The 2015 LGBT Retirement Planning Study is the first survey in Canada to ask non-retired LGBT adults across Canada about the impact that disclosing or concealing their sexual orientation is having on their ability to prepare for living in retirement.
“We’re increasingly seeing Canadian families led by LGBT adults and this has important implications for retirement planning,” said Professor Steven Mock, of the Faculty of Applied Health Sciences at Waterloo and director of the RBC Retirement Research Centre. “We wanted to explore if the added challenges LGBT adults can face – like feeling the need to ‘stay in the closet’ – might have an impact on retirement planning and how feeling well-supported socially might help.”
The LGBT study found that feeling supported and being out makes LGBT respondents less uncertain about their retirement prospects and more likely to have planning in place for later life and retirement. Among those who disclose their sexual orientation and feel supported, there is a higher likelihood to seek out retirement advice from friends, family and financial advisors. National Coming Out Day is on October 11.
“Having a partner who is engaged in retirement planning reduces one’s own uncertainty about retirement,” said Professor Mock. “Retirement planning isn’t just for heterosexual people.”
The LGBT Retirement Planning study is the first major collaborative project between Waterloo and RBC on retirement planning.
“There is a growing need for relevant information and innovative thinking to more fully support Canadians as they approach and enter their retirement years,” said Yasmin Musani, head of Retirement & Aging Strategies at RBC. “The research being conducted at Waterloo is helping ensure RBC is providing the best possible financial advice as Canadians of all backgrounds consider the lives they hope to lead in retirement.”
The Centre was created in 2010 by RBC and Waterloo to gain insights and expand expertise around retirement and well-being for Canadians in later life. The Centre is focused on developing innovative and practical, applicable information and ideas related to aging and health.

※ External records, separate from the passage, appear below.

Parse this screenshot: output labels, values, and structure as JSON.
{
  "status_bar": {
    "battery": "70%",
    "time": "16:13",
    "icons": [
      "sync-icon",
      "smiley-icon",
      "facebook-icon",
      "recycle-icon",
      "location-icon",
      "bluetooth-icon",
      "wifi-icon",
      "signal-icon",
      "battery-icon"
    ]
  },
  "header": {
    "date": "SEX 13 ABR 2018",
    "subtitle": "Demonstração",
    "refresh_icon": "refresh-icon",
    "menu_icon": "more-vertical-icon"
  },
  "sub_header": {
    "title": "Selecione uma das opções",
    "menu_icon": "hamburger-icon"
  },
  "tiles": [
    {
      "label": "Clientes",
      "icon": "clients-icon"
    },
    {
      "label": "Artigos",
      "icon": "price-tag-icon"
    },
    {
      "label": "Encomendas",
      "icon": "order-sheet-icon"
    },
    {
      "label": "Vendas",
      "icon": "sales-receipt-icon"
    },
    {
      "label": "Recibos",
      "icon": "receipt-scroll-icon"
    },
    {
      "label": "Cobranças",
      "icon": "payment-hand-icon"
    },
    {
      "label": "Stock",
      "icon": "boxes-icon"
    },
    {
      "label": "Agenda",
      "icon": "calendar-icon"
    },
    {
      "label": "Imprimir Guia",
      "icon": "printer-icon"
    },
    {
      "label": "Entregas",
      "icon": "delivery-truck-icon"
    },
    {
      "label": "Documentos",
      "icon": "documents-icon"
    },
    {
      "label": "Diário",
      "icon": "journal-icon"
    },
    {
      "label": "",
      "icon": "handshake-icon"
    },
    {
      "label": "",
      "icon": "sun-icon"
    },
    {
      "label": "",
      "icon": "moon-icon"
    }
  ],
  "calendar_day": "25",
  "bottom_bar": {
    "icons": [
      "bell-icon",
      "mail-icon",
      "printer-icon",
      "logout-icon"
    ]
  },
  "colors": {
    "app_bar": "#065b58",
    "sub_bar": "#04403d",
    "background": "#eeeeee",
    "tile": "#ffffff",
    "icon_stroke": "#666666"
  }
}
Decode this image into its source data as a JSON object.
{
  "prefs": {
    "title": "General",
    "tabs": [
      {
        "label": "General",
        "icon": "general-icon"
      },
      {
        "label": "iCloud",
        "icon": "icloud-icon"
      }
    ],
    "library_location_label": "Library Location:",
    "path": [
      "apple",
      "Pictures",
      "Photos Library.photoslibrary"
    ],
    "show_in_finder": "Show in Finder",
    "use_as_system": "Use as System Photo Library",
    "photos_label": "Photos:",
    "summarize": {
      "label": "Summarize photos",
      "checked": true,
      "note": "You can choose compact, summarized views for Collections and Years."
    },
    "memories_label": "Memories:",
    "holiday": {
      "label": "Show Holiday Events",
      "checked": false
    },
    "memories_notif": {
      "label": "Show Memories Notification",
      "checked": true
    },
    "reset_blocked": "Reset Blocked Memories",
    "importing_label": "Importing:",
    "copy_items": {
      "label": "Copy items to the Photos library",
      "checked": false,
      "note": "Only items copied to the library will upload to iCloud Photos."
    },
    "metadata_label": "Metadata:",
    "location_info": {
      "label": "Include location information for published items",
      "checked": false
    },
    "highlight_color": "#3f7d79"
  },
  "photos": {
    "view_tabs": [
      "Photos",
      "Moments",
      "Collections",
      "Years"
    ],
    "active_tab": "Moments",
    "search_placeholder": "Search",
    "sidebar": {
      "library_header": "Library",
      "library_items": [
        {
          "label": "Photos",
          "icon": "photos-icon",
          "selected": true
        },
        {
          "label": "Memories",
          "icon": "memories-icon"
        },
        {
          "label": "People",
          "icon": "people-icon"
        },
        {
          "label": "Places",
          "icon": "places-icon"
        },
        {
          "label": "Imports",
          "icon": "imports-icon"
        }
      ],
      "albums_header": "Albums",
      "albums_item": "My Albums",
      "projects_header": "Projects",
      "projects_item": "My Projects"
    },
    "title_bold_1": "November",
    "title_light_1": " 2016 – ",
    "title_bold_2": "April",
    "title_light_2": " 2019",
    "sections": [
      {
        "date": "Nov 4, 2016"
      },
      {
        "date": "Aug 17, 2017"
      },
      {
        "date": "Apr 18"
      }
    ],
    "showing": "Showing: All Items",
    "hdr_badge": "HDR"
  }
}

The University of Waterloo acknowledges that much of our work takes place on the traditional territory of the Neutral, Anishinaabeg and Haudenosaunee peoples. Our main campus is situated on the Haldimand Tract, the land granted to the Six Nations that includes six miles on each side of the Grand River. Our active work toward reconciliation takes place across our campuses through research, learning, teaching, and community building, and is centralized within our Indigenous Initiatives Office.